If travel and tourism is more about experiences, than mere sight-seeing or shopping, technology has helped bridge the gap between curiosity and awareness. Companies have begun to integrate the latest innovations into their offerings, allowing users a unique ‘techno-trip’ of sorts, besides their planned tour.
Online travel community HolidayIQ, which boasts of a huge subscriber-base of 12 million, recently deployed geospatial fencing technology onto its app, which uses the GPS system in the phone to give a spontaneous flow of information, during vacations. The app also offers push notifications in the phone’s lock screen from the moment the user reach a new place, about the locales one can visit, hotels, routes, and food hangouts. “This feature is currently available in 1,200 cities across the country, and automatically starts working when a person is stationary in a new location for more than 30 minutes. This not only makes travelling easier for the novice and impromptu travellers, but also inspires experienced tourists to explore places that they might not have included in their itinerary,” informs Hari Nair, Founder and CEO of HolidayIQ.
What technology brings
While a look at the future may pose many intelligent prospects for tourism, the sector today is yet to garner the pace to achieve its full potential.
The basic problem lies in the fact that while the market and demand go one way, the industry and its players have not adapted to that direction yet. “Historically, Indian tourism has been a small business, and it was mostly about few foreigners who came here on holiday. In the last two years, the major change taking place is that the demand is almost entirely being driven by the emerging Indian middle-class, but market players are still focussed on foreign tourists,” Nair says.
As per estimates, in 2014, India saw 4-5 million foreign tourists, out of 7.5 million total arrivals. Around 12-13 million Indians went abroad on holiday, while 300 million of them took domestic leisure vacations.
“My hypothesis has always been that Indian tourism will largely be driven by Indian travellers. The market is at an inflection point, with the Indian consumer at its centre.
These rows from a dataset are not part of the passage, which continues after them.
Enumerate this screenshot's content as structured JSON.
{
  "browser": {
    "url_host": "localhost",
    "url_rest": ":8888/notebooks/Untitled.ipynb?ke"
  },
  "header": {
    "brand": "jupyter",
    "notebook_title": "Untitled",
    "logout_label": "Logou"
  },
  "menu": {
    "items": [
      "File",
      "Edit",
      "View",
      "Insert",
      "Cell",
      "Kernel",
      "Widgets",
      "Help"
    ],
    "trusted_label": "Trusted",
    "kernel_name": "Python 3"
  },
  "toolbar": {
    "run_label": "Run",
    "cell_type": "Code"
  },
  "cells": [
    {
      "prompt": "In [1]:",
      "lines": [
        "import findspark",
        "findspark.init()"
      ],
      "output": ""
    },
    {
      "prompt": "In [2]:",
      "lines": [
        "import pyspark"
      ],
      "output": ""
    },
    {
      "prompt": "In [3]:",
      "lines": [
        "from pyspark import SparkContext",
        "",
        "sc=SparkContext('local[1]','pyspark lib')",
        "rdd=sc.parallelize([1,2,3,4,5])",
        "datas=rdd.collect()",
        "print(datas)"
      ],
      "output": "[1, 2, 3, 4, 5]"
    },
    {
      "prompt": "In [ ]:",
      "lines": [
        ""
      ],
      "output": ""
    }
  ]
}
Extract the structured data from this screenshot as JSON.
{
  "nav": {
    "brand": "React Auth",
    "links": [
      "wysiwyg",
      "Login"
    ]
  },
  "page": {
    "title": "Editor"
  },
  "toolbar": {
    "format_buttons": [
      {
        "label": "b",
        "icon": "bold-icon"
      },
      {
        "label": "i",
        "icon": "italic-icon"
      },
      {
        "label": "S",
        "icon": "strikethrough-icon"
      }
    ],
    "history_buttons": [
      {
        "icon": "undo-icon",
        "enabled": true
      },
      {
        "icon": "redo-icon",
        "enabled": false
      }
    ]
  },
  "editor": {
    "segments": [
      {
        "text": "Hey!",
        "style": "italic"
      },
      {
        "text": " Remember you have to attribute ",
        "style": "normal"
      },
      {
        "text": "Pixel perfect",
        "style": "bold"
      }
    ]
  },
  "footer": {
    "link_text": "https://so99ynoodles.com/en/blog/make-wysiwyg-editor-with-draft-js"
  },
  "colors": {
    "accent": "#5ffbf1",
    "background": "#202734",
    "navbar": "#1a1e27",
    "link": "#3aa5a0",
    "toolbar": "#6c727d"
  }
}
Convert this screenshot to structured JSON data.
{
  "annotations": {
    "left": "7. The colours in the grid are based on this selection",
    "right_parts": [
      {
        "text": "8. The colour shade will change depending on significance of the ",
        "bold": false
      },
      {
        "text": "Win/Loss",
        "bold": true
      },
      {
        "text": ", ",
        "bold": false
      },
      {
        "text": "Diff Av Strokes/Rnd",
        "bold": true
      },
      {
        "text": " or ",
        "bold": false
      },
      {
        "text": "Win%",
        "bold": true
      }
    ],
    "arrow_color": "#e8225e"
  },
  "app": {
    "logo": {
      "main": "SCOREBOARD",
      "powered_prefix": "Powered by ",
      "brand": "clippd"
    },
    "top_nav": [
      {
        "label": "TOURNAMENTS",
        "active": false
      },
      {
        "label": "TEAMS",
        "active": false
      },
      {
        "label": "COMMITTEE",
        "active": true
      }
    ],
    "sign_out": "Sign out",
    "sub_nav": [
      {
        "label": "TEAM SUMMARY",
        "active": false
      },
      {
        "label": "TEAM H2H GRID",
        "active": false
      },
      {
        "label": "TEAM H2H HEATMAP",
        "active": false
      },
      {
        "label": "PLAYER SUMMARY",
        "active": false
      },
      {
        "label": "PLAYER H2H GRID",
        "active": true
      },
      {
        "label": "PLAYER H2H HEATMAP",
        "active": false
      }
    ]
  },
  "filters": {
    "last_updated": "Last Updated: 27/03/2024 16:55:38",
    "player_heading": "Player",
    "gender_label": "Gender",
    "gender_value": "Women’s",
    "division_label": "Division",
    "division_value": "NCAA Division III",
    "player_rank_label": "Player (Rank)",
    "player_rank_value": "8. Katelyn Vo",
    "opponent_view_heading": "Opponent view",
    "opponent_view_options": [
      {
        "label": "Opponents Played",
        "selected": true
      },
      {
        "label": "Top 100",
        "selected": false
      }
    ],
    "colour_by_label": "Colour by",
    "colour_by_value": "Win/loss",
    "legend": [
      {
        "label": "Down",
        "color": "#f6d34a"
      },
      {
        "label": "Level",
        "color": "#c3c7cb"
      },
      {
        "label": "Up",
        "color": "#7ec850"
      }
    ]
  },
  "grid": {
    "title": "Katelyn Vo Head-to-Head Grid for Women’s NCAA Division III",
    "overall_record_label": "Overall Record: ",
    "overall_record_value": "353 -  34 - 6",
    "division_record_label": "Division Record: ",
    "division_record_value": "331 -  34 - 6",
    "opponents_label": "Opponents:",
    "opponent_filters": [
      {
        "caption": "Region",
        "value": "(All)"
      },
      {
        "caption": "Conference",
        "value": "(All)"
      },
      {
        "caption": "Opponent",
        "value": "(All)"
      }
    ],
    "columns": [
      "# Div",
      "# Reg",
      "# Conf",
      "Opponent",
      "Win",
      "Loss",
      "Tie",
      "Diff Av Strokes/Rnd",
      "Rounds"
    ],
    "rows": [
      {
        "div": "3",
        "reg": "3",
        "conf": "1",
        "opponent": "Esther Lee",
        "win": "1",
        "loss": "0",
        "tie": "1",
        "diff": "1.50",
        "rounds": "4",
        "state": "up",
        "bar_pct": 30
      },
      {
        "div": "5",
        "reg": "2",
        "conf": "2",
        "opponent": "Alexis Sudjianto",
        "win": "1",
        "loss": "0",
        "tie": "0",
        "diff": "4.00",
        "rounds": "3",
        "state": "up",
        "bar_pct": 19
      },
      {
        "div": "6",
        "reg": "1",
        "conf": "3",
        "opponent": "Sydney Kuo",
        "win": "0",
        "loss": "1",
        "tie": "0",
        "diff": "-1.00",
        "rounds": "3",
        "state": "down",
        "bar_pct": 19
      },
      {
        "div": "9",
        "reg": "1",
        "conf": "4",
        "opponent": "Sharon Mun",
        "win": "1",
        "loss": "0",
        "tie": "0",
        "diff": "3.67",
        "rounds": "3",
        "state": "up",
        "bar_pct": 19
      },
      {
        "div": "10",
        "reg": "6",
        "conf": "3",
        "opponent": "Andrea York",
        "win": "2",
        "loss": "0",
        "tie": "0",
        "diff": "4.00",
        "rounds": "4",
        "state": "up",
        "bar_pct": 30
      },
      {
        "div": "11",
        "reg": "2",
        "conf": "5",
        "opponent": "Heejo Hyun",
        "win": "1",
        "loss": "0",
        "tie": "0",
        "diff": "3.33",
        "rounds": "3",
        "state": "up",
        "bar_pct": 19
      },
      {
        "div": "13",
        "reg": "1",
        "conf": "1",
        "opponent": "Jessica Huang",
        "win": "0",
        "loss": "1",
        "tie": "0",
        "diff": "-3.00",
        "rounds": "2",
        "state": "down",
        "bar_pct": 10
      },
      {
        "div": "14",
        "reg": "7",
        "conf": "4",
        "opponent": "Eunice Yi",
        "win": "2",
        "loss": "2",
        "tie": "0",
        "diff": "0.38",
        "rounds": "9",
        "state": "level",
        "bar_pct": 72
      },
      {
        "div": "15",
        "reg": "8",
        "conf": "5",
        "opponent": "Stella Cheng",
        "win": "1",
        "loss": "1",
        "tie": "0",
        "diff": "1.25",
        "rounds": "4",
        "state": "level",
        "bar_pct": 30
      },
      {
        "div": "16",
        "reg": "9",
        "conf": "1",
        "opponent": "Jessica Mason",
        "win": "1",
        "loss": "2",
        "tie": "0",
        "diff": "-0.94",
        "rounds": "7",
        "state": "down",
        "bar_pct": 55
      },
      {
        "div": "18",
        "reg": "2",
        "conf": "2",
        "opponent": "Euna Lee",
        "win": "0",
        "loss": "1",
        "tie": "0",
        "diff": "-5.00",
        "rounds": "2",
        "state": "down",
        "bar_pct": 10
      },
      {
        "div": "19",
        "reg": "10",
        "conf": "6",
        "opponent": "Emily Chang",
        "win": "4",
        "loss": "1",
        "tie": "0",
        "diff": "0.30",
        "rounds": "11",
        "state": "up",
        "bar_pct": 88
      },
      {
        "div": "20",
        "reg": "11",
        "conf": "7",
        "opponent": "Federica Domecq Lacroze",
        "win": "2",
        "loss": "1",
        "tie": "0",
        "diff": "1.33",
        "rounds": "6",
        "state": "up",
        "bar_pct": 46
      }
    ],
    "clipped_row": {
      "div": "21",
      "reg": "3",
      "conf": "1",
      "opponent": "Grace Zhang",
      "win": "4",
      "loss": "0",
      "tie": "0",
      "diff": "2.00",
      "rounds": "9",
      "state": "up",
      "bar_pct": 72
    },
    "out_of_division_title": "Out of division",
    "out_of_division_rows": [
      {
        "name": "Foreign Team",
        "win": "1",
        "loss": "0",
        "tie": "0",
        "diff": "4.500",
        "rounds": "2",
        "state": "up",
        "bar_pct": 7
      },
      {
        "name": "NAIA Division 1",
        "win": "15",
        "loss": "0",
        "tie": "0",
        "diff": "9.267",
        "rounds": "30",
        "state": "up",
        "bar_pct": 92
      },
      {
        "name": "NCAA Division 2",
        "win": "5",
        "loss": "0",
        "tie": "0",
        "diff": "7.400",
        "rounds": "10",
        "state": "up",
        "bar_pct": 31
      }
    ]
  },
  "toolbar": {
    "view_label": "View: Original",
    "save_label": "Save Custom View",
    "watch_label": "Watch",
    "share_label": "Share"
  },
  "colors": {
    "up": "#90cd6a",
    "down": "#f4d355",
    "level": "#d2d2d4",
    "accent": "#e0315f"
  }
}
Obviously, the consumer class is growing, thanks to growth in income, but the biggest growth driver of this industry is going to be the mobile phone, along with new technologies in SIM, connectivity, and data-pricing,” he adds.
As technology brings disruptive changes in the way holidays are planned, ecommerce is bringing new business opportunities to the travel and tourism industry.
“Ecommerce and internet have impacted both consumer and industry behaviours in the areas of travel and tourism. Consumers have more options regarding vacation and budget-planning. Over 95% of web-users have searched online to gather travel-related information, 93% visited destination websites, and nearly one-half used email to gather travel-related information. Almost three-fourths of online travel buyers use search engines prior to making their purchases,” Sharma says.
“Technology can drive discoverability — helping users develop, and share, content and experiences,” adds Nair.
And what about technology trends in travel purchase? Says Vedaranyam, “Aggregating all kinds of travel content, and offering it to the customer through a single screen is a huge value-add that technology has enabled. VIA’s over 75,000 outlets across the country use this service to serve customers instantly. The mobile app has helped in connecting customers, based on their geographic location, to the nearest outlet. Such features ensure that customers have a choice of search, online, and purchase, either online or offline.”
While Indians pack their bags for yet another getaway, one mustn’t forget to carry their smartphone, for this tryst with technology, is surely bound to take Indian travel and tourism places.